If one party is using the axiom of equality of outcome, while the other is using equality of opportunity, this colors the argument to a point where no reconciliation or productive outcome can arise. In the case of the former, equality cannot be achieved unless the sexes are perfectly demographically balanced within every sphere of a society. Whereas in the case of the latter, the sexes are by definition equal if they have access to the same opportunities.

A maxim is a ground rule or subjective principle of action, defined by the Oxford Dictionary of Philosophy as

Generally any simple and memorable rule or guide for living; for example, ‘neither a borrower nor a lender be’. Tennyson speaks of ‘a little hoard of maxims preaching down a daughter’s heart (Locksley Hall), and maxims have generally been associated with a ‘folksy’ or ‘copy-book’ approach to morality

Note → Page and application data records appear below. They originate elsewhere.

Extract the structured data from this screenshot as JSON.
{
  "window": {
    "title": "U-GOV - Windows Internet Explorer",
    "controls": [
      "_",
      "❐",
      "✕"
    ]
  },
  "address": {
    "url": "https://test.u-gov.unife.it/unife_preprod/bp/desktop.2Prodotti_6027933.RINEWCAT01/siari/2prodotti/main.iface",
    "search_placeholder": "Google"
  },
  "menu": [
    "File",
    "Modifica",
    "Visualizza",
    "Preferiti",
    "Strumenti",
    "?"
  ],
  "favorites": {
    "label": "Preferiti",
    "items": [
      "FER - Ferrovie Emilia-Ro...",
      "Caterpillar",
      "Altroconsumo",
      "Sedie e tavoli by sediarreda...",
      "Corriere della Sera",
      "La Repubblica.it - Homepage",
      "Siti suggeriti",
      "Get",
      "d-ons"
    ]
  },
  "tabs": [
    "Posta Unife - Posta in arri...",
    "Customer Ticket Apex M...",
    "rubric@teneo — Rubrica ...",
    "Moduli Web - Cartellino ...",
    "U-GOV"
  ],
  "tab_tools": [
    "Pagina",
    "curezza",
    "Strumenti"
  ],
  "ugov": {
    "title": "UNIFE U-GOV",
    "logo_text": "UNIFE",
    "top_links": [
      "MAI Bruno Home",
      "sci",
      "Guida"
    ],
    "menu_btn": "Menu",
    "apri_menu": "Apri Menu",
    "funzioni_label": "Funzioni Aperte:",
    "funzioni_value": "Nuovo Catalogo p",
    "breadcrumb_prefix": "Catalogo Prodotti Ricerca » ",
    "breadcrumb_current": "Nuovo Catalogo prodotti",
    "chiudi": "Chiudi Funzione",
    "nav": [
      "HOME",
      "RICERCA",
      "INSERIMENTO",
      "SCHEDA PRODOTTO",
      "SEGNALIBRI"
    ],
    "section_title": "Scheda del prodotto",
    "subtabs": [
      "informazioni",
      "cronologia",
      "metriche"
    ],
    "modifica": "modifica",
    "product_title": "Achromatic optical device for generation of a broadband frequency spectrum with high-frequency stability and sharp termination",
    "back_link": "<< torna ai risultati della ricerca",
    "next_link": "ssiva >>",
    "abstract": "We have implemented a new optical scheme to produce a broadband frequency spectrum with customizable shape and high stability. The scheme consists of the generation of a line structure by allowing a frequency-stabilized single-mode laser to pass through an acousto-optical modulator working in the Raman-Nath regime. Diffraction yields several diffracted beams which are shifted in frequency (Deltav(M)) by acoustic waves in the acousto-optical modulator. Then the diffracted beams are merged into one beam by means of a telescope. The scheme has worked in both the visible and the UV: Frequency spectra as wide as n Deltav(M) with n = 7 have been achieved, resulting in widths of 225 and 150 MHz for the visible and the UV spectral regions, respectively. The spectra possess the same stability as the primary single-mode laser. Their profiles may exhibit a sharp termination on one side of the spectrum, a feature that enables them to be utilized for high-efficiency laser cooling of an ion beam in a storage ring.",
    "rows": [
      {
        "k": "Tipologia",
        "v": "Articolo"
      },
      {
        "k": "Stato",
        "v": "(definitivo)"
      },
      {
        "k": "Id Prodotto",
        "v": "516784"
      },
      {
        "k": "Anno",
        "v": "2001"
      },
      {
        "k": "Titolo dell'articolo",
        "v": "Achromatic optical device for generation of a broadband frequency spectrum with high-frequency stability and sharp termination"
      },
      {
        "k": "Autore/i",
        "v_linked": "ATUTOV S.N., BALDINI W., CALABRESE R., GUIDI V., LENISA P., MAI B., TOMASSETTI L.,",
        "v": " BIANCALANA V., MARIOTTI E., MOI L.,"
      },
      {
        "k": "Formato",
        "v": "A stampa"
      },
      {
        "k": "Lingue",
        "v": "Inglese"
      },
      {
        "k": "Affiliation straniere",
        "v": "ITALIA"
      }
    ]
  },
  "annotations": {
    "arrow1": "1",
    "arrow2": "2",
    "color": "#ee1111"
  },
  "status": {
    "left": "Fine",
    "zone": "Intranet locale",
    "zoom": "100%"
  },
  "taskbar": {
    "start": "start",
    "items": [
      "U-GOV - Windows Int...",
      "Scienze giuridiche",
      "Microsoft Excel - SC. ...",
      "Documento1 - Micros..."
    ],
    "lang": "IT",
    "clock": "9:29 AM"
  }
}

For instance the proposed approach of “Listen and Believe” when a woman speaks of her experience, is a maxim, that seeks to avoid what is often called “victim blaming“, which is deemed a morally reprehensible act. The major difference between a maxim and an axiom, is that the latter is often viewed as being objectively true, while the latter is a subjective preference. One of the often experienced challenges comes when maxims are viewed as objective truth, as this leads to moral dogmatism, put in another way, it makes a moral interpretation an objective fact. The moral philosophy of Immanuel Kant and deontological ethics in general, maxims are viewed as subjective principles of action.

Summary and Conclusions

The goal of logic is to structure your thoughts and arguments so that they become as mind-independent as possible. This makes critical evaluation of your argument possible, because it takes both a form ,which is easy to evaluate and while being rigorously defined. In the various branches of philosophy, logic is utilized as a tool to communicate ideas between participants, to arrive at the “most logical” outcome, that which is the most true. Philosophy as a field is focused on finding truth, within the various sub-fields including epistemology, ethics, politics and esthetics. Science in itself used to be a branch of philosophy, entitled natural philosophy.

The challenge that philosophy attempts to overcome is the effect of the subject on thought. Which, is why I find it interesting that some sub-fields, for instance continental philosophy, and ethics are so excessively steeped in the subjective. For instance the dichotomy that Nietzsche attempted to overcome in “Beyond Good and Evil” is the one that moral philosophers have been quarreling about since the invention of the field.

As outline with maxims, they are by nature subjective and when maxims are treated as axioms, then the outcome will ultimately be subjective. When axioms are not generally regarded as true, but only regarded as generally true within one group, this creates issues of communication, but also very different perceptions of the world.

More reading

The Organon by Aristotle

Critique of Practical Reason by Immanuel Kant

Sources:

[1] http://www.forbes.com/sites/taxanalysts/2014/11/19/stop-listening-to-people-like-warren-buffett-on-taxes/#2715e4857a0b7bd21fd945f8

[2] https://en.wikipedia.org/wiki/Buffett_Rule

[3] http://www.merriam-webster.com/dictionary/feminism